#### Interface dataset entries
=== Section Start ===
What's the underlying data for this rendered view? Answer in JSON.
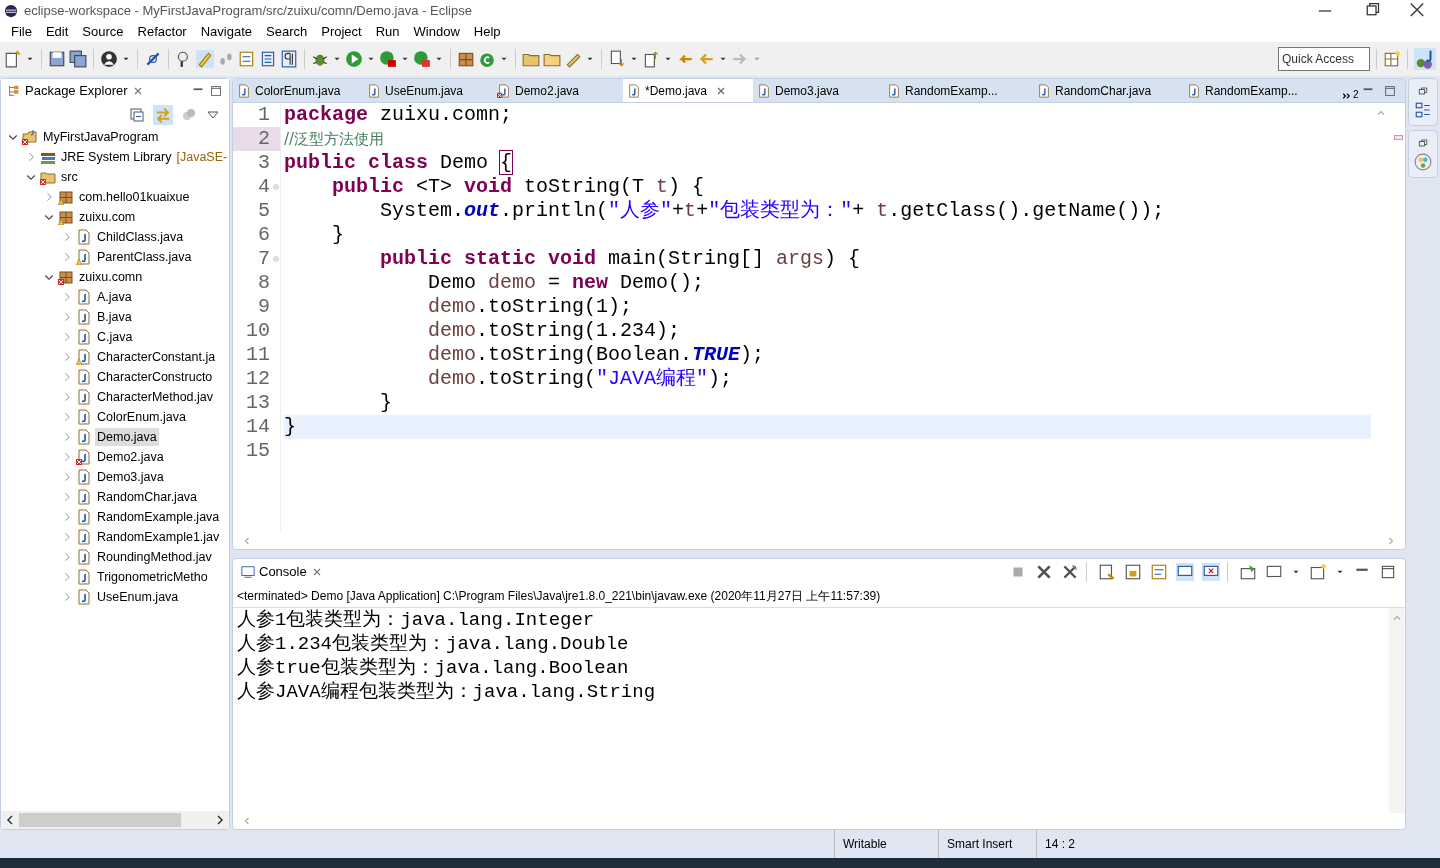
{
  "window": {
    "title": "eclipse-workspace - MyFirstJavaProgram/src/zuixu/comn/Demo.java - Eclipse"
  },
  "menu": [
    "File",
    "Edit",
    "Source",
    "Refactor",
    "Navigate",
    "Search",
    "Project",
    "Run",
    "Window",
    "Help"
  ],
  "quick_access": {
    "placeholder": "Quick Access"
  },
  "package_explorer": {
    "title": "Package Explorer",
    "tree": [
      {
        "label": "MyFirstJavaProgram",
        "kind": "project",
        "error": true,
        "warning": false,
        "expanded": true,
        "selected": false,
        "children": [
          {
            "label": "JRE System Library",
            "suffix": "[JavaSE-",
            "kind": "library",
            "error": false,
            "warning": false,
            "expanded": false,
            "selected": false
          },
          {
            "label": "src",
            "kind": "folder",
            "error": true,
            "warning": false,
            "expanded": true,
            "selected": false,
            "children": [
              {
                "label": "com.hello01kuaixue",
                "kind": "package",
                "error": false,
                "warning": true,
                "expanded": false,
                "selected": false
              },
              {
                "label": "zuixu.com",
                "kind": "package",
                "error": false,
                "warning": true,
                "expanded": true,
                "selected": false,
                "children": [
                  {
                    "label": "ChildClass.java",
                    "kind": "file",
                    "error": false,
                    "warning": false,
                    "expanded": false,
                    "selected": false
                  },
                  {
                    "label": "ParentClass.java",
                    "kind": "file",
                    "error": false,
                    "warning": true,
                    "expanded": false,
                    "selected": false
                  }
                ]
              },
              {
                "label": "zuixu.comn",
                "kind": "package",
                "error": true,
                "warning": false,
                "expanded": true,
                "selected": false,
                "children": [
                  {
                    "label": "A.java",
                    "kind": "file",
                    "error": false,
                    "warning": false,
                    "expanded": false,
                    "selected": false
                  },
                  {
                    "label": "B.java",
                    "kind": "file",
                    "error": false,
                    "warning": false,
                    "expanded": false,
                    "selected": false
                  },
                  {
                    "label": "C.java",
                    "kind": "file",
                    "error": false,
                    "warning": false,
                    "expanded": false,
                    "selected": false
                  },
                  {
                    "label": "CharacterConstant.ja",
                    "kind": "file",
                    "error": false,
                    "warning": true,
                    "expanded": false,
                    "selected": false
                  },
                  {
                    "label": "CharacterConstructo",
                    "kind": "file",
                    "error": false,
                    "warning": false,
                    "expanded": false,
                    "selected": false
                  },
                  {
                    "label": "CharacterMethod.jav",
                    "kind": "file",
                    "error": false,
                    "warning": false,
                    "expanded": false,
                    "selected": false
                  },
                  {
                    "label": "ColorEnum.java",
                    "kind": "file",
                    "error": false,
                    "warning": false,
                    "expanded": false,
                    "selected": false
                  },
                  {
                    "label": "Demo.java",
                    "kind": "file",
                    "error": false,
                    "warning": false,
                    "expanded": false,
                    "selected": true
                  },
                  {
                    "label": "Demo2.java",
                    "kind": "file",
                    "error": true,
                    "warning": false,
                    "expanded": false,
                    "selected": false
                  },
                  {
                    "label": "Demo3.java",
                    "kind": "file",
                    "error": false,
                    "warning": false,
                    "expanded": false,
                    "selected": false
                  },
                  {
                    "label": "RandomChar.java",
                    "kind": "file",
                    "error": false,
                    "warning": false,
                    "expanded": false,
                    "selected": false
                  },
                  {
                    "label": "RandomExample.java",
                    "kind": "file",
                    "error": false,
                    "warning": false,
                    "expanded": false,
                    "selected": false
                  },
                  {
                    "label": "RandomExample1.jav",
                    "kind": "file",
                    "error": false,
                    "warning": false,
                    "expanded": false,
                    "selected": false
                  },
                  {
                    "label": "RoundingMethod.jav",
                    "kind": "file",
                    "error": false,
                    "warning": false,
                    "expanded": false,
                    "selected": false
                  },
                  {
                    "label": "TrigonometricMetho",
                    "kind": "file",
                    "error": false,
                    "warning": false,
                    "expanded": false,
                    "selected": false
                  },
                  {
                    "label": "UseEnum.java",
                    "kind": "file",
                    "error": false,
                    "warning": false,
                    "expanded": false,
                    "selected": false
                  }
                ]
              }
            ]
          }
        ]
      }
    ]
  },
  "editor_tabs": [
    {
      "label": "ColorEnum.java",
      "error": false,
      "selected": false
    },
    {
      "label": "UseEnum.java",
      "error": false,
      "selected": false
    },
    {
      "label": "Demo2.java",
      "error": true,
      "selected": false
    },
    {
      "label": "*Demo.java",
      "error": false,
      "selected": true
    },
    {
      "label": "Demo3.java",
      "error": false,
      "selected": false
    },
    {
      "label": "RandomExamp...",
      "error": false,
      "selected": false
    },
    {
      "label": "RandomChar.java",
      "error": false,
      "selected": false
    },
    {
      "label": "RandomExamp...",
      "error": false,
      "selected": false
    }
  ],
  "hidden_tab_count": "2",
  "code": [
    {
      "no": "1",
      "foldable": false,
      "current": false,
      "marked": false,
      "tokens": [
        {
          "t": "package",
          "kind": "kw"
        },
        {
          "t": " zuixu.comn;",
          "kind": "plain"
        }
      ]
    },
    {
      "no": "2",
      "foldable": false,
      "current": false,
      "marked": true,
      "tokens": [
        {
          "t": "//泛型方法使用",
          "kind": "comment"
        }
      ]
    },
    {
      "no": "3",
      "foldable": false,
      "current": false,
      "marked": false,
      "tokens": [
        {
          "t": "public class",
          "kind": "kw"
        },
        {
          "t": " Demo ",
          "kind": "plain"
        },
        {
          "t": "{",
          "kind": "bracket"
        }
      ]
    },
    {
      "no": "4",
      "foldable": true,
      "current": false,
      "marked": false,
      "tokens": [
        {
          "t": "    public",
          "kind": "kw"
        },
        {
          "t": " <T> ",
          "kind": "plain"
        },
        {
          "t": "void",
          "kind": "kw"
        },
        {
          "t": " toString(T ",
          "kind": "plain"
        },
        {
          "t": "t",
          "kind": "param"
        },
        {
          "t": ") {",
          "kind": "plain"
        }
      ]
    },
    {
      "no": "5",
      "foldable": false,
      "current": false,
      "marked": false,
      "tokens": [
        {
          "t": "        System.",
          "kind": "plain"
        },
        {
          "t": "out",
          "kind": "field"
        },
        {
          "t": ".println(",
          "kind": "plain"
        },
        {
          "t": "\"人参\"",
          "kind": "string"
        },
        {
          "t": "+",
          "kind": "plain"
        },
        {
          "t": "t",
          "kind": "param"
        },
        {
          "t": "+",
          "kind": "plain"
        },
        {
          "t": "\"包装类型为：\"",
          "kind": "string"
        },
        {
          "t": "+ ",
          "kind": "plain"
        },
        {
          "t": "t",
          "kind": "param"
        },
        {
          "t": ".getClass().getName());",
          "kind": "plain"
        }
      ]
    },
    {
      "no": "6",
      "foldable": false,
      "current": false,
      "marked": false,
      "tokens": [
        {
          "t": "    }",
          "kind": "plain"
        }
      ]
    },
    {
      "no": "7",
      "foldable": true,
      "current": false,
      "marked": false,
      "tokens": [
        {
          "t": "        public static void",
          "kind": "kw"
        },
        {
          "t": " main(String[] ",
          "kind": "plain"
        },
        {
          "t": "args",
          "kind": "param"
        },
        {
          "t": ") {",
          "kind": "plain"
        }
      ]
    },
    {
      "no": "8",
      "foldable": false,
      "current": false,
      "marked": false,
      "tokens": [
        {
          "t": "            Demo ",
          "kind": "plain"
        },
        {
          "t": "demo",
          "kind": "local"
        },
        {
          "t": " = ",
          "kind": "plain"
        },
        {
          "t": "new",
          "kind": "kw"
        },
        {
          "t": " Demo();",
          "kind": "plain"
        }
      ]
    },
    {
      "no": "9",
      "foldable": false,
      "current": false,
      "marked": false,
      "tokens": [
        {
          "t": "            demo",
          "kind": "local"
        },
        {
          "t": ".toString(1);",
          "kind": "plain"
        }
      ]
    },
    {
      "no": "10",
      "foldable": false,
      "current": false,
      "marked": false,
      "tokens": [
        {
          "t": "            demo",
          "kind": "local"
        },
        {
          "t": ".toString(1.234);",
          "kind": "plain"
        }
      ]
    },
    {
      "no": "11",
      "foldable": false,
      "current": false,
      "marked": false,
      "tokens": [
        {
          "t": "            demo",
          "kind": "local"
        },
        {
          "t": ".toString(Boolean.",
          "kind": "plain"
        },
        {
          "t": "TRUE",
          "kind": "field"
        },
        {
          "t": ");",
          "kind": "plain"
        }
      ]
    },
    {
      "no": "12",
      "foldable": false,
      "current": false,
      "marked": false,
      "tokens": [
        {
          "t": "            demo",
          "kind": "local"
        },
        {
          "t": ".toString(",
          "kind": "plain"
        },
        {
          "t": "\"JAVA编程\"",
          "kind": "string"
        },
        {
          "t": ");",
          "kind": "plain"
        }
      ]
    },
    {
      "no": "13",
      "foldable": false,
      "current": false,
      "marked": false,
      "tokens": [
        {
          "t": "        }",
          "kind": "plain"
        }
      ]
    },
    {
      "no": "14",
      "foldable": false,
      "current": true,
      "marked": false,
      "tokens": [
        {
          "t": "}",
          "kind": "plain"
        }
      ]
    },
    {
      "no": "15"
    }
  ],
  "console": {
    "title": "Console",
    "status": "<terminated> Demo [Java Application] C:\\Program Files\\Java\\jre1.8.0_221\\bin\\javaw.exe (2020年11月27日 上午11:57:39)",
    "lines": [
      "人参1包装类型为：java.lang.Integer",
      "人参1.234包装类型为：java.lang.Double",
      "人参true包装类型为：java.lang.Boolean",
      "人参JAVA编程包装类型为：java.lang.String"
    ]
  },
  "status_bar": [
    "Writable",
    "Smart Insert",
    "14 : 2"
  ]
}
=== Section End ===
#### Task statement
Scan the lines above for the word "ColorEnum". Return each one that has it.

#### Your solution
                    "label": "ColorEnum.java",
      "label": "ColorEnum.java",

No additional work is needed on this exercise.